> _WHAT IS BEING ASKED_
Throughout the material below, how many lines include the string "zone"? Reply with only the number.

-------- THE DATA

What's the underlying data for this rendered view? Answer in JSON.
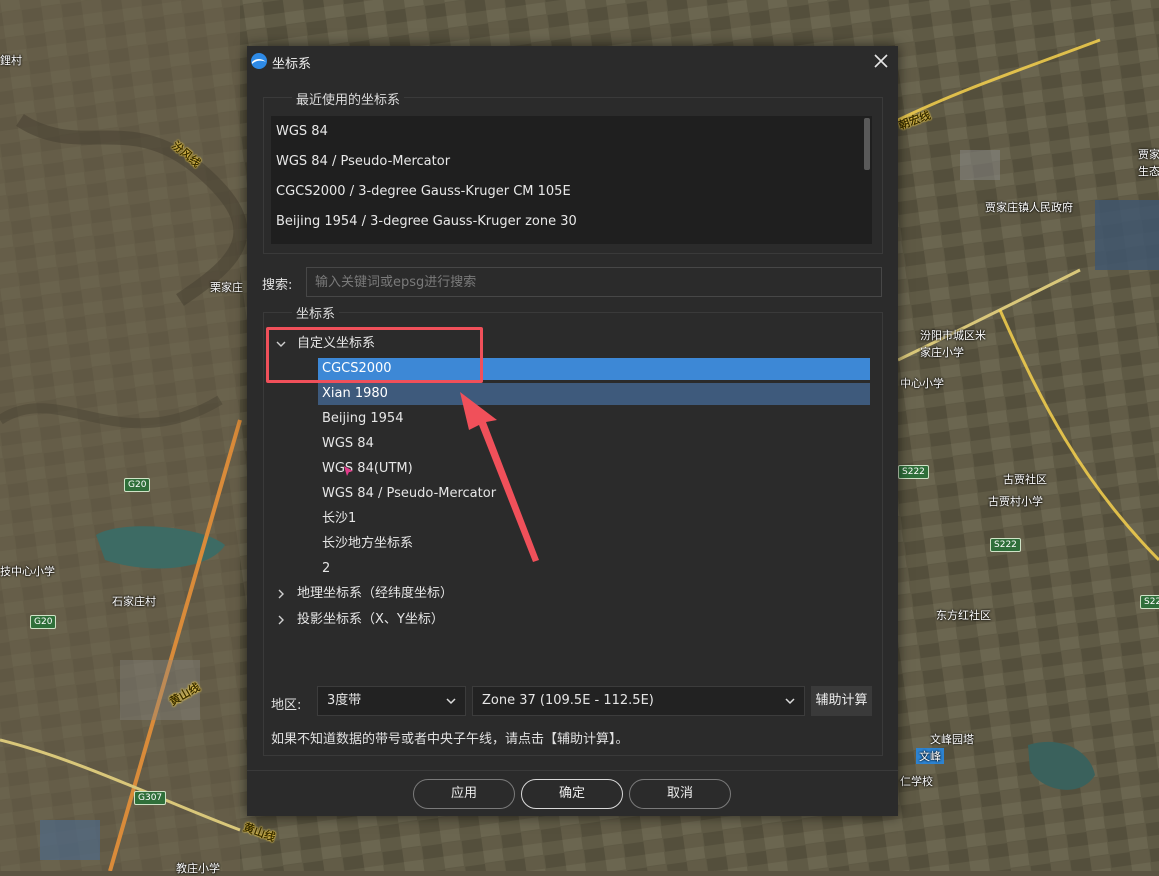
{
  "map": {
    "labels": {
      "cun_top_left": "鋰村",
      "lijiazhuang": "栗家庄",
      "jiazhuang_top_right": "贾家",
      "shengtai": "生态",
      "gov": "贾家庄镇人民政府",
      "fenyang_school_1": "汾阳市城区米",
      "fenyang_school_2": "家庄小学",
      "center_school": "中心小学",
      "gujia": "古贾社区",
      "gujia_school": "古贾村小学",
      "dongfang": "东方红社区",
      "wenfeng": "文峰",
      "wenfeng_park": "文峰园塔",
      "renxuexiao": "仁学校",
      "jizhongxin": "技中心小学",
      "shijiazhuang": "石家庄村",
      "jiaoxin": "教庄小学"
    },
    "roads": {
      "g20_a": "G20",
      "g20_b": "G20",
      "g307": "G307",
      "s222_a": "S222",
      "s222_b": "S222",
      "s222_c": "S22",
      "huangshan_a": "黄山线",
      "huangshan_b": "黄山线",
      "fengxian": "汾风线",
      "chaohong": "朝宏线"
    }
  },
  "dialog": {
    "title": "坐标系",
    "recent": {
      "title": "最近使用的坐标系",
      "items": [
        "WGS 84",
        "WGS 84 / Pseudo-Mercator",
        "CGCS2000 / 3-degree Gauss-Kruger CM 105E",
        "Beijing 1954 / 3-degree Gauss-Kruger zone 30"
      ]
    },
    "search": {
      "label": "搜索:",
      "placeholder": "输入关键词或epsg进行搜索"
    },
    "crs": {
      "title": "坐标系",
      "custom_group": "自定义坐标系",
      "custom_items": [
        "CGCS2000",
        "Xian 1980",
        "Beijing 1954",
        "WGS 84",
        "WGS 84(UTM)",
        "WGS 84 / Pseudo-Mercator",
        "长沙1",
        "长沙地方坐标系",
        "2"
      ],
      "geo_group": "地理坐标系（经纬度坐标）",
      "proj_group": "投影坐标系（X、Y坐标）"
    },
    "zone": {
      "label": "地区:",
      "band": "3度带",
      "zone": "Zone 37 (109.5E - 112.5E)",
      "calc": "辅助计算",
      "hint": "如果不知道数据的带号或者中央子午线，请点击【辅助计算】。"
    },
    "buttons": {
      "apply": "应用",
      "ok": "确定",
      "cancel": "取消"
    }
  },
  "colors": {
    "selection_primary": "#3d88d6",
    "selection_secondary": "#3e5a7c",
    "annotation_red": "#f0505a"
  },
  "icons": [
    "app-logo-icon",
    "close-icon",
    "chevron-down-icon",
    "chevron-right-icon",
    "annotation-arrow"
  ]
}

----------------

> _SOLUTION_
3